The deposed Central African president, François Bozizé, told a South African Sunday paper that President Jacob Zuma reneged on a secret agreement to send reinforcements to Bangui, enabling Séléka rebels to topple him last March.
François Bozizé, the former president of the Central African Republic, told a South African Sunday paper that South Africa’s failure to send reinforcements to Bangui enabled Séléka rebels to topple him last March.
Bozizé, who flew to Pretoria days before the rebels entered the Central African Bangui, told the Sunday Times: "I met President Zuma. We held two or three hours of talks. (…) It was accepted that reinforcements would be sent."
Although 200 South African troops had arrived in early January, 15 of whom died in the fall of Bangui, the reinforcements expected to stop the Séléka rebels never arrived.

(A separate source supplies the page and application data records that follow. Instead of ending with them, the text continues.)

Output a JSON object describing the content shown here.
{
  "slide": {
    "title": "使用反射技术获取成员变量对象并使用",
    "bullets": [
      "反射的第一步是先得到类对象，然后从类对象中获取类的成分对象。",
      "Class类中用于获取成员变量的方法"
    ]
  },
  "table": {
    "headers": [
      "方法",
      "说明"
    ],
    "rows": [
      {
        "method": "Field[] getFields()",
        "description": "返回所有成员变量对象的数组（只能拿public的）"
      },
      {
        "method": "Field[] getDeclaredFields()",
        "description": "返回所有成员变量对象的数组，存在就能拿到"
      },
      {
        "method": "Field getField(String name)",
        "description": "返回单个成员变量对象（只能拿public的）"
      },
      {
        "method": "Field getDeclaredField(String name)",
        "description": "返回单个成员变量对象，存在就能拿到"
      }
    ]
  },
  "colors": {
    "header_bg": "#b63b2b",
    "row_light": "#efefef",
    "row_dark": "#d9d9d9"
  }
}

He returned empty-handed on March 23 to find Bangui in flames and his South African protectors fighting for their lives. The next morning he fled to neighbouring Cameroon.
Bozizé blamed it on his enemies’ “manipulation” of public opinion against South Africa’s military intervention.

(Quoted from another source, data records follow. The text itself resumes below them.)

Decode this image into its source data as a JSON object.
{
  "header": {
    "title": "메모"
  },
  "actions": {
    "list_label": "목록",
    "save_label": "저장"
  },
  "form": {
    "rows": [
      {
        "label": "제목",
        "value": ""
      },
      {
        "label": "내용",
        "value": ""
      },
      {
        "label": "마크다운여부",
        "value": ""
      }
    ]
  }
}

But during the interview in Paris, where he now lives, Bozizé claims he doesn't hold a grudge against Jacob Zuma.
"I would not say that I was betrayed. Zuma and I, we discussed the situation. I do not condemn Zuma. It was a time of great confusion".
“I hold him responsible. The South African soldiers who died - their blood is on his hands, not the Séléka rebels’,” Bozizé said.
On August 10, Bozizé told Radio France Internationale that he would “return to power” in the Central African Republic “if an opportunity presented itself”.
Date created : 2013-08-25